Gingrich has won 135 delegates of the 1,140 delegates needed to secure the nomination. That compares with 563 for Mitt Romney and 263 for Rick Santorum, according to Associated Press totals.
Gingrich campaign spokesman R.C. Hammond said the former House speaker would stay in the race all the way to the Republican convention.
“We have a strong base of donors who are still committed to stopping Mitt Romney and going to Tampa,” Hammond said.
The main super PAC backing Gingrich, Winning Our Future, reported that it had $2.3 million in the bank at the end of February but has spent just $120,000 on ads backing him since March 6, the date of the Super Tuesday contests.
The new financial documents show that Gingrich continued to raise money through February in the run-up to Super Tuesday. But he won just one contest that day, his home state of Georgia, and went on to lose two Southern states, Mississippi and Alabama, on March 13.
Gingrich’s campaign has had a rocky path. Early on, he was dogged with the revelation that he had a $500,000 line of credit at Tiffany. In June, most of Gingrich’s senior staff resigned en masse in protest of his management style.
But he surged to the top in national polls before the Iowa caucuses, only to lose there to Santorum amid heavy negative advertising by Romney and his backers. Gingrich handily won South Carolina but lost in Florida 10 days later.
To an extent, Gingrich is in a better position financially because of his considerable personal wealth. His various businesses have generated more than $100 million in revenue in the past decade, and he has reported more than $6 million in assets, with $2.5 million in income over 2010 and part of 2011.
Financial problems often propel candidates to drop out of the running, including former Minnesota governor Tim Pawlenty, who ended his GOP bid in debt. Pawlenty endorsed Romney, who went on to help his new surrogate pay down the debt. But a similar arrangement between Romney and Gingrich is unlikely, given the bitter exchanges between the two.
Gingrich’s current debt is owed to a mix of campaign vendors and staff members. The biggest creditor is Campaign Fundraising Experts LLC, a Mesa, Ariz., firm that is owed $122,651.
The campaign appears to be paying off some vendors while accumulating debt to others. Gingrich paid off $200,000 of a $271,000 bill to Moby Dick airways for charter jet use. But the campaign incurred a $119,000 debt to the firm of his longtime lawyer, Randy Evans.

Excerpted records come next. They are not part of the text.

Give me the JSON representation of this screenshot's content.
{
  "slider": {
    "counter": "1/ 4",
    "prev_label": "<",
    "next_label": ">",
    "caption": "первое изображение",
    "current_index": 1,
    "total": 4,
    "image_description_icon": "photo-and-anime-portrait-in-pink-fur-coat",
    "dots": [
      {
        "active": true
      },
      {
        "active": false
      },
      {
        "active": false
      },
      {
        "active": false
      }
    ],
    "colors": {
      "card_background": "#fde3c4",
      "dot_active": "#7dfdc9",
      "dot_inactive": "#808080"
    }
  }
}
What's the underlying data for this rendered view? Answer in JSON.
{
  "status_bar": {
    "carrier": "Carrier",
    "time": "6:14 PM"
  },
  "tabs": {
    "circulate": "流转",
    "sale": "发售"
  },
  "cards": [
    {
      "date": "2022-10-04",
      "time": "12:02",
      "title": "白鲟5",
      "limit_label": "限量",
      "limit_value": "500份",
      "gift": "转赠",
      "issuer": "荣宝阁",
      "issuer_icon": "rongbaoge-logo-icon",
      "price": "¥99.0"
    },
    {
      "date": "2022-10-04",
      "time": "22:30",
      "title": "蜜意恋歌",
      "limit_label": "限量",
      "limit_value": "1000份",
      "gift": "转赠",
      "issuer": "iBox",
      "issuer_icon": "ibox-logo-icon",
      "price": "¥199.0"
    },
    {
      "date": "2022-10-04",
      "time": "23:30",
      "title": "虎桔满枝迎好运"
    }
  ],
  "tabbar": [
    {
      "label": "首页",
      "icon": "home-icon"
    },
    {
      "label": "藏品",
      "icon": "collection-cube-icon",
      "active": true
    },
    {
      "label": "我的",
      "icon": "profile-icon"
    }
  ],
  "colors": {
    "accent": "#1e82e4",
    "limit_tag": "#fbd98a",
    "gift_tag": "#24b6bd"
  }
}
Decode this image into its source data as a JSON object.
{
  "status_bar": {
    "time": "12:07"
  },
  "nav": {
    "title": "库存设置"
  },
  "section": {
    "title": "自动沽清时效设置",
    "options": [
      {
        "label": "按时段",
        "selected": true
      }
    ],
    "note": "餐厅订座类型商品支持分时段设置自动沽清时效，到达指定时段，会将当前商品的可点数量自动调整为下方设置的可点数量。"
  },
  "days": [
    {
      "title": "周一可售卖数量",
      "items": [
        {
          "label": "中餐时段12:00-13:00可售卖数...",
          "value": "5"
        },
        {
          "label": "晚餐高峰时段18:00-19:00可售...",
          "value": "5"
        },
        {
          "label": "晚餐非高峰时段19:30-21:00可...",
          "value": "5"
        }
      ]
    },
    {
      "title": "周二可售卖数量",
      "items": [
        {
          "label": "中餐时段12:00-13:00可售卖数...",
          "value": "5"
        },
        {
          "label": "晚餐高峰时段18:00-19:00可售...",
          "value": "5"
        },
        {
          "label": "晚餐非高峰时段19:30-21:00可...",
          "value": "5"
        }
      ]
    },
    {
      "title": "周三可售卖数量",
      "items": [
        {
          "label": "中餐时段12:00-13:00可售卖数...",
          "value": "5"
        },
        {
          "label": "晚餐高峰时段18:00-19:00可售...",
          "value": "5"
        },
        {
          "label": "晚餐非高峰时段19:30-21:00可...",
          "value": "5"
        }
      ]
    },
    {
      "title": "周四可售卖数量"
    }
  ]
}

The campaign reported $3,840 in debt to Angel de la Portilla, an Orlando political consultant who ran the campaign’s Hispanic outreach in Florida. Portilla said in an interview that he sent an invoice to the campaign for $6,000 after the Florida primary Jan. 31. He followed up with a phone call at the beginning of this month, and staffers said it would take three more weeks to get paid. After sending an e-mail Monday, he was told checks would be cut Wednesday, he said.
Originally, “they told me it would take about 30 days,” de la Portilla said. “Obviously if it drags on longer, I’ll be concerned.”
One group of people who have not been paid quickly are the staff members who resigned from the Gingrich campaign in June. Former campaign manager Dave Carney’s firm is owed $20,617 and former spokesman Rick Tyler has been owed $1,667 since June.
Tyler went on to help found the Winning Our Future super PAC, which has spent $17 million to boost Gingrich. Tyler did not return a request for comment.
A former senior staff member said Gingrich may be staying in the race for personal reasons.
“I suspect he’s having a ball,” said the staff member, who commented on the condition of anonymity to speak candidly. “Newt’s one of those guys where if he’s in the news it’s a good day, regardless of why he’s in the mix.”